A big theme I was working through in this section, and the previous “No Wages / No Muses” section, was questions of labor organizing in relation to immaterial labor, reproductive labor, and sexual politics. As I began writing this book my friend and poet, Patricia No, and I would joke with one another demanding “Wages for Muses” as a riff on the Wages for Housework slogan. This joke, which was also in some ways a real wish, addressed the extraction in our interpersonal relationships: what it felt like to be represented by another person. But the historic demand for a wage for reproductive labor has theoretical and historical limits. While it reveals the exploitative role of the nuclear family and household work in reproducing “the worker” as part of a history of ongoing primitive accumulation, it obscures the fact, as scholars like Angela Davis point out, that women of color and Black women have been doing waged domestic work throughout this political movement. The demand for the wage can’t account for the ways the division of labor under racial capitalism mobilizes racialized gender formations to uphold these divisions. The move from the demand for the wage to the refusal of the wage relation is me thinking with decades of political debates around this issue. The slogan I ultimately wanted to imagine was “No Wages, No Muses” as both a sort of communal proposal, historical fact, and a demand.

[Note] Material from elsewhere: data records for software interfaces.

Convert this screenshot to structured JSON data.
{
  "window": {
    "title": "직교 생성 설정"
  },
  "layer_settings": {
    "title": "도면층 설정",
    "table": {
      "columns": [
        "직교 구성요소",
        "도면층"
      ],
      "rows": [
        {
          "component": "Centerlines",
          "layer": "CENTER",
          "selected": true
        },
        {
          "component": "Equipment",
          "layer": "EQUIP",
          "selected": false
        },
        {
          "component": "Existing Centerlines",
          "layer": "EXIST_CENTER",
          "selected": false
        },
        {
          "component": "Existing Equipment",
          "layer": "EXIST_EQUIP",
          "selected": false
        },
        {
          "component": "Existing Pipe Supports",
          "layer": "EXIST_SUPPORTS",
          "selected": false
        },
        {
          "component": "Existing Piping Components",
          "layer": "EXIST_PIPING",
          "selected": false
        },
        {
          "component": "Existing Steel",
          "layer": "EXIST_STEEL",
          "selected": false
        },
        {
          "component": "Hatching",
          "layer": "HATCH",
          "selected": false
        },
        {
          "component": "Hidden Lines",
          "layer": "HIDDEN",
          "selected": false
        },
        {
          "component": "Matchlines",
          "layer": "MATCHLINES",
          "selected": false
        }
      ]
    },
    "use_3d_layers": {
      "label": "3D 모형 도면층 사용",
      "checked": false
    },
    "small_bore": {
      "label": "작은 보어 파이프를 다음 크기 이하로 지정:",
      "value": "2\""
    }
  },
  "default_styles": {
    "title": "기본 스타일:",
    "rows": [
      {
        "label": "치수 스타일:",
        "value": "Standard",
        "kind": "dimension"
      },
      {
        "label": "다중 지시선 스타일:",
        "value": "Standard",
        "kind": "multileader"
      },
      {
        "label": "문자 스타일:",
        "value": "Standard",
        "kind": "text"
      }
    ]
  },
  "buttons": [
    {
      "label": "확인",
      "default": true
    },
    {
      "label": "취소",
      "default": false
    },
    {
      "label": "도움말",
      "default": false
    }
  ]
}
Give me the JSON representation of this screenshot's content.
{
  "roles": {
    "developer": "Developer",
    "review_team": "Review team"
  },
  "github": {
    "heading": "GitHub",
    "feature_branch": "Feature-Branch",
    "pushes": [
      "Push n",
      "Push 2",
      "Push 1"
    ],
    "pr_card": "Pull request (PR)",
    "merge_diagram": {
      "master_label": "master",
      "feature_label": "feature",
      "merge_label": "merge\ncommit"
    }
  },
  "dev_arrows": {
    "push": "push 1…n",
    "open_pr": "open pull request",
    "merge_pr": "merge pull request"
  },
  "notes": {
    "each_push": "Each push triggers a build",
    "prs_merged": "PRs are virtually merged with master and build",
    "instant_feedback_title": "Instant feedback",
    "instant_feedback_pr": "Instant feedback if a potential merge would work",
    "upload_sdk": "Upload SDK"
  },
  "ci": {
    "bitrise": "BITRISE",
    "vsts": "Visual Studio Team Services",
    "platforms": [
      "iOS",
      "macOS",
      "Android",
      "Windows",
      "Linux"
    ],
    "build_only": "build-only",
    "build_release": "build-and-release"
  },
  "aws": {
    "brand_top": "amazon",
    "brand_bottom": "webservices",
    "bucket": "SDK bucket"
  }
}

BLVR: How do you approach navigating the genre of academic writing against the other contemporary and “lowbrow,” casual writing that occurs in the book?
RS: Academic writing is incredibly difficult and counterintuitive for me. I much more easily process ideas and experiences through poetry. I basically only write in run-ons no matter how hard I try and think really associatively, which is not valued in the genre of academic writing. Often when writing academically (I am in a Gender Studies PhD program right now), I brainstorm my ideas in the form of poems. I’d like to think this isn’t just a case of my bad grammar, but rather I actually need poetry to think outside the disciplinarity of academia. Like Aimé Césaire offers in “Poetry and Knowledge,” poetry is a mode of refusing the grammars of Western epistemologies. I spend a lot of time studying political histories and critical theory, but studying doesn’t always take place in academic settings for me. Most of the time academic thought is years behind the more “lowbrow” forms of knowledge happening at parties, at protests, in casual convos with friends, the group thread. In writing this book I was engaged with a lot of theoretical texts about structural power, capitalism and subjection, but also writing in intensely personal and everyday ways. One thing a poem can do is offer a container for all that abstract language which describes both invisible systems of power and our most intimate daily encounters—I learn so much from this friction. It creates a new way to sense and feel how alienation structures our lives, and also cuts through it. Poetry feels miraculous to me in that way. It is a literal sixth sense.